For over 30 years, four piece act The Manhattan Transfer has been bringing its phenomenal tunes to discerning jazz devotees all over the world. The vocal group, which comprises Tim Hauser, Alan Paul, Janis Siegel and Cheryl Bentyne, is in town to bring you a riveting concert on Jul 3. We grab the chance to have a chat with Hauser before the group’s concert here.
Hauser, you have been singing since young, and recorded a couple of singles when you were only 15. Have you always wanted to be in a vocal group?
I wanted to be in a vocal group since I was 14. But I did try some other things. I was a marketing research executive for a large manufacturing corporation, and also worked for a large advertising agency. I was also a taxicab driver.
The Manhattan Transfer has been in the scene for more than 30 years. Was the career path of The Manhattan Transfer smooth sailing from the very start?
It was not smooth sailing from the start. Our style of music was not supposed to be popular. After all, it was not rock ’n’ roll, nor was it post modern. It is a jazz based entity, and jazz is not supposed to be popular in the US. Europe, though, was very accepting of our sound from the beginning. It took us about six years to really gain Americans’ acceptance.
How has the musical direction of the group changed over the years?
We have gone back and forth doing more jazz inspired albums, to more pop inspired albums.

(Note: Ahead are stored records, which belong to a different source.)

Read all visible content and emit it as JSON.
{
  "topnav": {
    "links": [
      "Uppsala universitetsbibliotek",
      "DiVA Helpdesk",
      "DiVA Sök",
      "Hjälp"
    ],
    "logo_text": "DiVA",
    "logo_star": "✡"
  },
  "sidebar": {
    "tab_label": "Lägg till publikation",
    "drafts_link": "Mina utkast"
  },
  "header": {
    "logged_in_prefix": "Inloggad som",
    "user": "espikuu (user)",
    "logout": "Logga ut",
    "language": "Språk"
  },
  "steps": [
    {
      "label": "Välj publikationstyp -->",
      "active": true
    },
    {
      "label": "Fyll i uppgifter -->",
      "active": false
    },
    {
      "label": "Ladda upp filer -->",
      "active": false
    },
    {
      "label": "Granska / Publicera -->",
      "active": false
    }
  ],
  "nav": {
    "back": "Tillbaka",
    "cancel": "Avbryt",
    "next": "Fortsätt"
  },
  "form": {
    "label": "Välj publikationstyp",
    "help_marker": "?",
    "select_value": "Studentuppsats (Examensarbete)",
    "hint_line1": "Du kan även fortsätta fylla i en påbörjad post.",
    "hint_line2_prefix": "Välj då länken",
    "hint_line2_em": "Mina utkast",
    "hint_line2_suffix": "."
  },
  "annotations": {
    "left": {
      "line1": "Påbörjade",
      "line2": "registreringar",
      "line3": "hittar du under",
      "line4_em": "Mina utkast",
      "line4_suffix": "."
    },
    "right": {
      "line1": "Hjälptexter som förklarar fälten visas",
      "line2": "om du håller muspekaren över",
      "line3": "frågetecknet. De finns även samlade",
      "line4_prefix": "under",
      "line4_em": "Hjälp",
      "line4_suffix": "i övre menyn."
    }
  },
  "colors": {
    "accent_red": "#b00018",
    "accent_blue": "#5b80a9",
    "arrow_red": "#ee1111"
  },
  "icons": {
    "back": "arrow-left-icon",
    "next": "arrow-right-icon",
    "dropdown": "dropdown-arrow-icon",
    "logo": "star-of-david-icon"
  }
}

And then sometimes, we do combinations of both.
Is there any album that is particularly memorable?
Yes, our Vocalese album. It is our most critically-acclaimed CD. It is the third most Grammy nominated album of all time, having earned 12 nominations and won two Grammys.
Your latest offering Vibrate is marked by a mix of traditional and progressive jazz, and has elements of Latin, world and pop music. Any plans to attempt other musical genres in future works?
Not at this time. We don’t bring in these influences or varied genres for their own sakes. It really depends on what inspires each individual at a particular point in time.
We are amazed at the group’s versatile sound. How do you people maintain your voices?
We warm up for 30 minutes before each concert. It’s like working out at the gym.
Who are the group’s influences?
We like the Swing vocal groups of the ’30s like the Spirits of Rhythm, 4 Vagabonds and Ink Spots. The four part harmony groups of the Big Band Era, such as the Modernaires, Pied Pipers and Delta Rhythm Boys, and the R&B vocal groups of the ’50s like the Moonglows and the Flamingos are some of our influences too. And of course, there’s King Pleasure and Eddie Jefferson. These are just a few.
What can we look forward to in your upcoming concert?
We try and do a reasonable representation of our many albums and CDs. We like to combine our earlier songs with our more recent material. We also like to do a cross-section of our jazz, and pop material.
Do you have anything to say to your loyal fans that have supported you all these years?
We are very grateful for the support you have given us. We will still continue to work hard to entertain you, and to try and give you the best of what we can do.